One of the most common places for teens to find easily accessible drugs are in their parents’ medicine cabinet. Being proactive about preventing teenagers from finding drugs, and being tempted to take them, is an important responsibility for parents.
Various medications could harm children and teens. Also sometimes your child’s friends may influence them to take prescriptions from home. It’s best to lock medications away in a safe place to prevent these sorts of situations.
Several retailers offer medication lock boxes expressly designed to keep prescriptions out of the wrong hands. There are also models that will dispense medicine in specific amounts at predetermined times of the day.

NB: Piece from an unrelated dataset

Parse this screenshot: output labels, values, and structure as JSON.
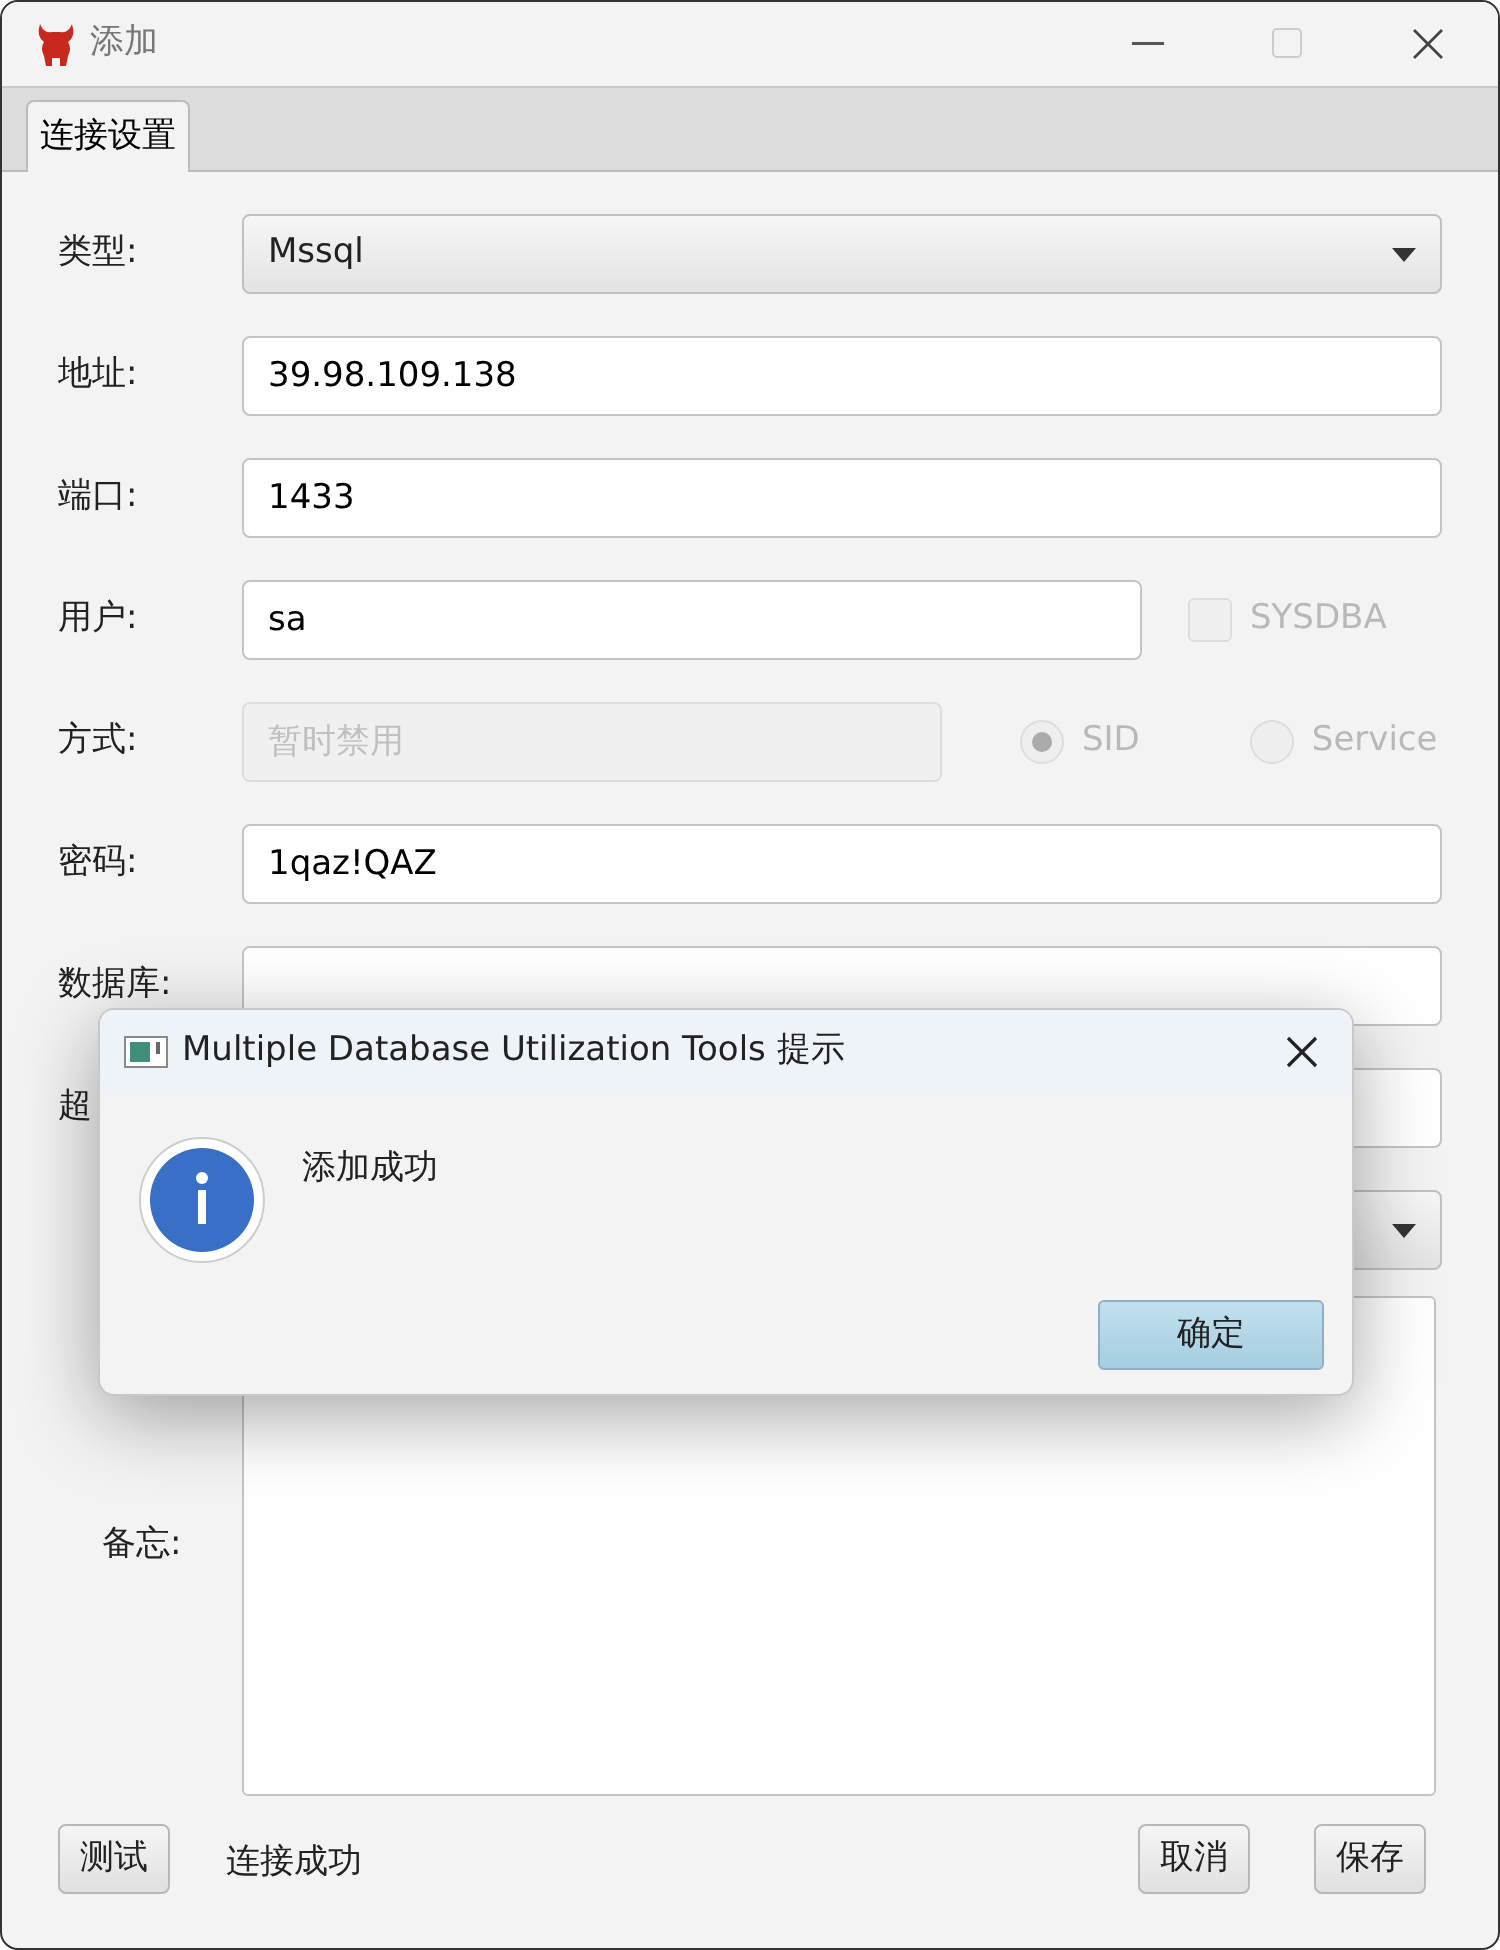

If this is not an option, it’s best to, at least, put them in a secure location that only you and the other adults in the home know the place of and have access too. It is best to keep prescriptions in their designated bottles that are labeled for safety. Don’t attempt to disguise medicine by removing it from its bottle or hiding it in a something other than its labeled container.

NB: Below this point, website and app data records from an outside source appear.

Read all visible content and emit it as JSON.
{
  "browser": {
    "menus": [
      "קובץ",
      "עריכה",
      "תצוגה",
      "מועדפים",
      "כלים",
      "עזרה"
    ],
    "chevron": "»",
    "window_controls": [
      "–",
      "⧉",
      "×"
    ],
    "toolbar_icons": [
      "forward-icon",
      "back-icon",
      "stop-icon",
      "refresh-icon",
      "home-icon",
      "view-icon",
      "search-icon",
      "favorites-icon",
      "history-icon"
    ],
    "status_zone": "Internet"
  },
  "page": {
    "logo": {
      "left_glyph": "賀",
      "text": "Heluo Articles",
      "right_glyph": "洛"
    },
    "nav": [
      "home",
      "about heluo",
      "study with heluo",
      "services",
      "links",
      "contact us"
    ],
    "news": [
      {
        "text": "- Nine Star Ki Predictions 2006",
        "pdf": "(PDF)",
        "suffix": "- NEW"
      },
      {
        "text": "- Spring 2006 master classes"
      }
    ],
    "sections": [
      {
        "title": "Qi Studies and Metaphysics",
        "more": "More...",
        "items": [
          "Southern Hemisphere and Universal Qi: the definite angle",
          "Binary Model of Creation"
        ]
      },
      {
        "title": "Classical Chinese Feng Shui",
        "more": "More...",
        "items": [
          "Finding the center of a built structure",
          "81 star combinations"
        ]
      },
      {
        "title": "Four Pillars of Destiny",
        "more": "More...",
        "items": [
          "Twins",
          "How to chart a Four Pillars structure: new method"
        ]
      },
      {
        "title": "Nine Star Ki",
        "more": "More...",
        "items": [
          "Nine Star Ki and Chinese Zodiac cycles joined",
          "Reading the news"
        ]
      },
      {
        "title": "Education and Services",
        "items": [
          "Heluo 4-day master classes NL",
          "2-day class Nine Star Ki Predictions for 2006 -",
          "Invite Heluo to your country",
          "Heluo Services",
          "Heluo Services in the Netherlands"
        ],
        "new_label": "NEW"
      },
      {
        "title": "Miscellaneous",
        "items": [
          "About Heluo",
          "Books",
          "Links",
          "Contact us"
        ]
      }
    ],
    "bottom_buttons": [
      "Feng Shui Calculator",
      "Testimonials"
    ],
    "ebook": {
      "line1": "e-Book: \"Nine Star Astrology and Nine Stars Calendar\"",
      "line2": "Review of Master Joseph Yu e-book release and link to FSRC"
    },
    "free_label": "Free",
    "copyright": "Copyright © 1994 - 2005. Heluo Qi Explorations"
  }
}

It’s important as parents to do everything we can to prevent our children from coming into
into contact with both prescription medications and illegal drugs of abuse. Often parents are the last line of defense that may be preventing a teenager from making a catastrophic life-changing decision.
We know what it was like to go through the stressful situations and demands of teen life. While our teenage children likely don’t think we can relate to their struggle to navigate school, relationships, career paths, and college the fact is we are the perfect person to help.
First, we are the most concerned adult figures in their life, and no matter how old they get we will always feel a sense of responsibility for their safety. We have to take the initiative and be available for our children when we think that they have particularly difficult experiences.
It would help to start a conversation even when everything seems to be completely fine. Teens can be exceptional at covering up problems and trying to act normal, and it could be due merely to the embarrassment that your child hasn’t brought up an issue like drugs.
One particularly useful way to connect with your teenager is to start a conversation with a story about an experience you had as a teen. Since teens will likely feel like you can’t relate to their stress a simple story about what you went through and how you handled it could open up dialogue.